Branding takes on different meanings, depending on your status and budget. For example, a very large and established national or international company has to transfer years of identification and goodwill as quickly as possible to the new brand, whereas a small startup local business often pays no attention at all to branding.
Looking at the middle ground, we’ll take a look at the basic foundation for establishing a brand for startup and growth. It’s important to differentiate yourself from your competitors whilst associating your company brand with the industry you are in.
Recently, The BPc was asked to develop basic branding for two companies in the Financial Services sector. One requested only stationery for now; the other was in the throes of developing a strategy to launch a new service early next year, requiring a cohesive look for business cards, presentations, handouts and website. The printer and website developer were in place; our task is to establish the brand and ensure conformity.

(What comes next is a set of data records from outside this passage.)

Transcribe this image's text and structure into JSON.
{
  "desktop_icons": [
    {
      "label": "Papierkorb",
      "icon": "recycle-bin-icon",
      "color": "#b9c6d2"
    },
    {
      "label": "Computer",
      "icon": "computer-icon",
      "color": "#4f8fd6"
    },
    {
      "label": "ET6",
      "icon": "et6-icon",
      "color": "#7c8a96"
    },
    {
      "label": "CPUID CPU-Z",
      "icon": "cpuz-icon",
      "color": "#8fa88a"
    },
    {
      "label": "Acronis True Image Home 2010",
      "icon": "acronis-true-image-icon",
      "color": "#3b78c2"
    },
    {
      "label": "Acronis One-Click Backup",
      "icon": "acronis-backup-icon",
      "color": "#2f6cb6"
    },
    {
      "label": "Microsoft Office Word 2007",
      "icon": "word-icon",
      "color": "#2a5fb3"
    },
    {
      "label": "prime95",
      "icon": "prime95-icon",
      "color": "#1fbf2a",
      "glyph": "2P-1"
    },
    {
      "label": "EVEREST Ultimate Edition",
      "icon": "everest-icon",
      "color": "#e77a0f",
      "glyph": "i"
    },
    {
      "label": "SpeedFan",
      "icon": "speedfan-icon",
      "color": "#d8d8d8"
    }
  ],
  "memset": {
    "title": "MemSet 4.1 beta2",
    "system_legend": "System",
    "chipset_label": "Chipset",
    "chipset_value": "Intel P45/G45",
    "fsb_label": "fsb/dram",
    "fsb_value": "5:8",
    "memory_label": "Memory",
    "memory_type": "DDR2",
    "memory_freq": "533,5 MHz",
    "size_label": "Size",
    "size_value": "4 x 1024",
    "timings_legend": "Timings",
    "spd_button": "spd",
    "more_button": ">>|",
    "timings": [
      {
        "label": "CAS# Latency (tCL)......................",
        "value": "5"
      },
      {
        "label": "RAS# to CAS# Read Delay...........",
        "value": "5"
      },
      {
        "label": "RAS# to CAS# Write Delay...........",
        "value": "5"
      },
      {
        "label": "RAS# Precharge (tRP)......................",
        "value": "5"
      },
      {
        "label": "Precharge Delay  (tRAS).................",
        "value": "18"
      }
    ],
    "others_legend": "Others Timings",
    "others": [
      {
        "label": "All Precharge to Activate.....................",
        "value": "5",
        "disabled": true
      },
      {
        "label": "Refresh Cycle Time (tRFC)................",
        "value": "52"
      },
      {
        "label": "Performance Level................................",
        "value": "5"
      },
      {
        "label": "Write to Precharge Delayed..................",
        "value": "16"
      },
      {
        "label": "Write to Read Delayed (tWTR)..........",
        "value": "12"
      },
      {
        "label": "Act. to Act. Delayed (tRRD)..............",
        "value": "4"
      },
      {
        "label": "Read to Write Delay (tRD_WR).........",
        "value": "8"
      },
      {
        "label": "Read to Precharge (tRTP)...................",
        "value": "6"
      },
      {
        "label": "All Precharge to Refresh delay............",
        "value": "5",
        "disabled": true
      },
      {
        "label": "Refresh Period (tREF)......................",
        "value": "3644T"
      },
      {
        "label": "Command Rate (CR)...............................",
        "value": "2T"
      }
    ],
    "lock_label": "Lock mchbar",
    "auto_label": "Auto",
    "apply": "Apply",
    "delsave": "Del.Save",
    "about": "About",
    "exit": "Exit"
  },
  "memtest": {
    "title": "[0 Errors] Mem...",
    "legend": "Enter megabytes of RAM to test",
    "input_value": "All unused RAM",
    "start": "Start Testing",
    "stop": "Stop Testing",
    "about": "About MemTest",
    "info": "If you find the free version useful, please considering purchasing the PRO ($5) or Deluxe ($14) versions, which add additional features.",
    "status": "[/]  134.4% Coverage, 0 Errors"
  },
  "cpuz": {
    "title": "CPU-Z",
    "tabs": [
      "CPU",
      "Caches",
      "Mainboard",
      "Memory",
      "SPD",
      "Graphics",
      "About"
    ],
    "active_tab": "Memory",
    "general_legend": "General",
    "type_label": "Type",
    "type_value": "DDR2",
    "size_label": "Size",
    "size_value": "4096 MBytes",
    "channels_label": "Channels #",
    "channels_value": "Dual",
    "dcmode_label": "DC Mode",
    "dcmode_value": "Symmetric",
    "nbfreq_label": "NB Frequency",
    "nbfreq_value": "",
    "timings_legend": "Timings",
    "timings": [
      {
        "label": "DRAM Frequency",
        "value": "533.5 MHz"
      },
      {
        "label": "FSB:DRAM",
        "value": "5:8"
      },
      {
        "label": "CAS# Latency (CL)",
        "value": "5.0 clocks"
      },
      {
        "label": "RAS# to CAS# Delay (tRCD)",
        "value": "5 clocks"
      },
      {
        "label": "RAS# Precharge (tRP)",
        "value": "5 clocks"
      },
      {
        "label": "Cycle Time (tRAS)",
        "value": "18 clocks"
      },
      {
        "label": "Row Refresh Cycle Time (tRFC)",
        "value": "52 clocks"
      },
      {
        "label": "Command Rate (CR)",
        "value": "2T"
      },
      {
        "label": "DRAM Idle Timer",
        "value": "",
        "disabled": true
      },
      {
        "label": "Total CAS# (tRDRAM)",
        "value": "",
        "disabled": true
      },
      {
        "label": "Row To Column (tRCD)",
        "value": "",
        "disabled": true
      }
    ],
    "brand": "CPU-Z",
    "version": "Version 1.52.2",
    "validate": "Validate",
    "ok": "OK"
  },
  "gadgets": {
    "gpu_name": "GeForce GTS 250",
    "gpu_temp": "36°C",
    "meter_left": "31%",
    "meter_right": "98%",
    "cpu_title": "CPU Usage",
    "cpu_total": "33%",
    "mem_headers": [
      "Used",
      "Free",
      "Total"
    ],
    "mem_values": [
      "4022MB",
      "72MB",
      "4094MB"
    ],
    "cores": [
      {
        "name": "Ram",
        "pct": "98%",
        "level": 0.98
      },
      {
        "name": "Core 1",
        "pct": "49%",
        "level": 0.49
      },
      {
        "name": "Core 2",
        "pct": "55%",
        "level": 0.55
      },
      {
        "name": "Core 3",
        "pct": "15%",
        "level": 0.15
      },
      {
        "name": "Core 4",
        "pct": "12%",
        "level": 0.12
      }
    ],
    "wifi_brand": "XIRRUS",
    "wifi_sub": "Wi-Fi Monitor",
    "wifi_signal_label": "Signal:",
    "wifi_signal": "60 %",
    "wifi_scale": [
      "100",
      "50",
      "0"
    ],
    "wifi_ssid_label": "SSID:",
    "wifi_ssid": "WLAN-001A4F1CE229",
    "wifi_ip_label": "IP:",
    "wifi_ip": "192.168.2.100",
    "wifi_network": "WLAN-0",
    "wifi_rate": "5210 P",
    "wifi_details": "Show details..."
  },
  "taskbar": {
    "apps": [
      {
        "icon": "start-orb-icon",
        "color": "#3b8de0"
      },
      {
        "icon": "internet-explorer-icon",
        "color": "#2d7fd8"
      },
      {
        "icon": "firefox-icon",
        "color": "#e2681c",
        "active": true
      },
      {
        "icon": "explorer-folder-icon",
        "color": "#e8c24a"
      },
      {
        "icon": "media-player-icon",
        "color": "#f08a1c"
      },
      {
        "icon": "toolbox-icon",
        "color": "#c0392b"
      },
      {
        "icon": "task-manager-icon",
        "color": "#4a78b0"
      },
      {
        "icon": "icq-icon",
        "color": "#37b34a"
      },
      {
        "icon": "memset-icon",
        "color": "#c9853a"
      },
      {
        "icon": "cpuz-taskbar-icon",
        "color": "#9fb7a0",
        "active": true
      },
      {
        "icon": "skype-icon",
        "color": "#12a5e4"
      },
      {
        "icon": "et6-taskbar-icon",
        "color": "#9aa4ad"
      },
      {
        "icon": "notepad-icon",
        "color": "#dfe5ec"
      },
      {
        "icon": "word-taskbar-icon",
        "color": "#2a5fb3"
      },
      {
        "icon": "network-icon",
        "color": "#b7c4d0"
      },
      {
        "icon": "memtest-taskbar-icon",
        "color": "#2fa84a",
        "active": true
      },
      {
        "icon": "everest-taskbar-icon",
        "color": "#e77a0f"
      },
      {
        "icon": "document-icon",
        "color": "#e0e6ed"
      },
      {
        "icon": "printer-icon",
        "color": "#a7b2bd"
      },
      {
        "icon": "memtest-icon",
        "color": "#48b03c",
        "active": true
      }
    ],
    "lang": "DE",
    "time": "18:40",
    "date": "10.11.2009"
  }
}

Corporate Image: Logo design, colours, fonts.
Case Study 1 came with a brief that required a logo “typical of similar businesses in this sector” and we delivered two ideas that met this brief, neither of which were liked by the MD who issued a different brief of “just go with something classy“. We presented one further design which we really liked, together with a serif and a sans-serif font, and received unanimous approval. The printer was provided with the artwork and pantone colours; the client’s stationery was delivered this week.
Case Study 2 began a few weeks ago with a logo that was well received but, following a change in company name and structure, the design no longer fitted. The new brief was “use the new name as the logo and can you fit in a couple of Greek symbols?”
With such a clear and simple brief, we offered up one choice and it was exactly what the MD wanted. One Director asked to see some alternative colours, which we provided, but the original colour choice prevailed. The logo required two fonts, one Greek and one which is a widely used sans-serif typeface. We are currently finalising the presentations using corporate colours and the standard font, to be followed by designs for handouts and business cards. We are also working with the website designers, who have introduced some additional pictorial elements for consideration and inclusion in the printed marketing materials, to seamlessly bring the branding together. More on the progress of this project when it launches next year.
Branding throughout All Media.
Reinforcing your brand on all media gives your company a totally professional look and it need not be difficult. Consult a designer regarding your logo, choose your colours and typeface(s) then use those colours (and a limited range of tints and complementary colours, if required) and only one or two fonts – a headline font and a body font. Identify some images that you may wish to use, such as photographs of your products.
Here is a check-list of some areas where branding may be applied:
- Stationery / business cards
- Website / blog
- Social Media
- Email signatures
- Emailing /newsletters
- Video intro and closing slide
- Presentations, e.g. PowerPoint
- Printed marketing / sales materials
- Advertising – online & traditional
- Product packaging